== Segment start ==

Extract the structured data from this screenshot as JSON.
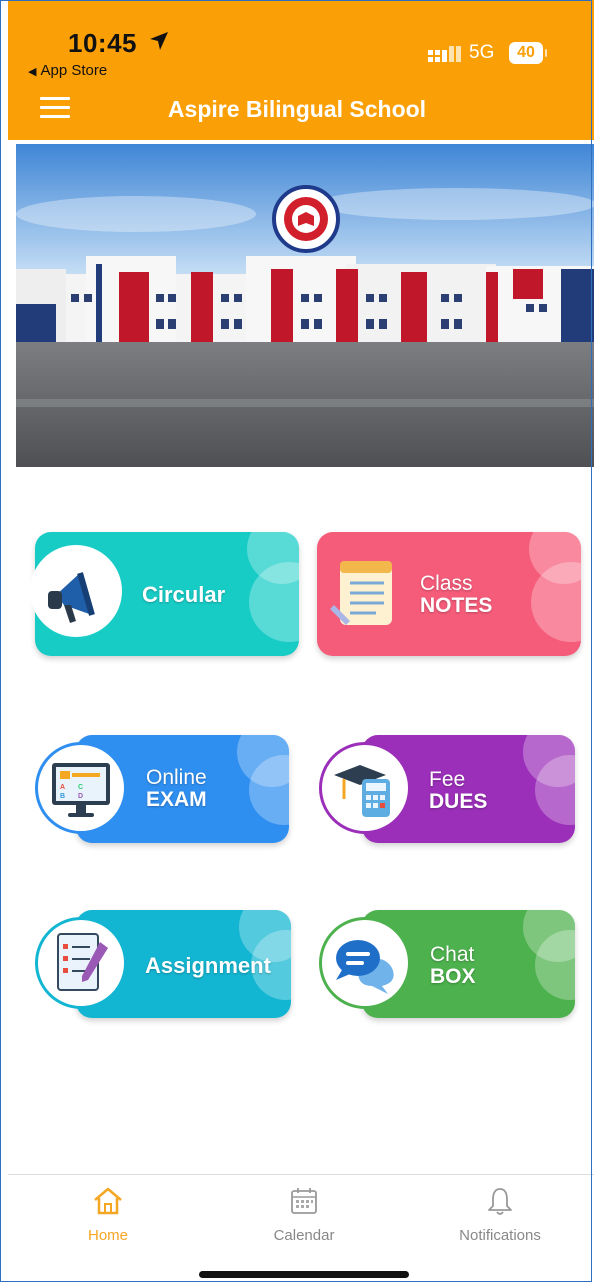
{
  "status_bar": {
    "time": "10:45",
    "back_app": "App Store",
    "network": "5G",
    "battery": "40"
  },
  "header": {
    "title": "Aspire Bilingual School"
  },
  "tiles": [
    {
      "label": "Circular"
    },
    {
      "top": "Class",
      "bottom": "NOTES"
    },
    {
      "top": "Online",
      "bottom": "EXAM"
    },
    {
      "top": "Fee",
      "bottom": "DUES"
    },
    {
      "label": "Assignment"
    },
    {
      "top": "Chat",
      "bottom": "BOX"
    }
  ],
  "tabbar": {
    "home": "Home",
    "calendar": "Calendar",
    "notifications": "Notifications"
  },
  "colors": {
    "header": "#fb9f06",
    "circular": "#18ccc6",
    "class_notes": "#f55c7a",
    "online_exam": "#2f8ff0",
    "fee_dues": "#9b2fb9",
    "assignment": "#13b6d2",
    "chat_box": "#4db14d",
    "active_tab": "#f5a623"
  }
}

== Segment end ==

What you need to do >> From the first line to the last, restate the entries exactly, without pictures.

Answer to this task >>
Extract the structured data from this screenshot as JSON.
{
  "status_bar": {
    "time": "10:45",
    "back_app": "App Store",
    "network": "5G",
    "battery": "40"
  },
  "header": {
    "title": "Aspire Bilingual School"
  },
  "tiles": [
    {
      "label": "Circular"
    },
    {
      "top": "Class",
      "bottom": "NOTES"
    },
    {
      "top": "Online",
      "bottom": "EXAM"
    },
    {
      "top": "Fee",
      "bottom": "DUES"
    },
    {
      "label": "Assignment"
    },
    {
      "top": "Chat",
      "bottom": "BOX"
    }
  ],
  "tabbar": {
    "home": "Home",
    "calendar": "Calendar",
    "notifications": "Notifications"
  },
  "colors": {
    "header": "#fb9f06",
    "circular": "#18ccc6",
    "class_notes": "#f55c7a",
    "online_exam": "#2f8ff0",
    "fee_dues": "#9b2fb9",
    "assignment": "#13b6d2",
    "chat_box": "#4db14d",
    "active_tab": "#f5a623"
  }
}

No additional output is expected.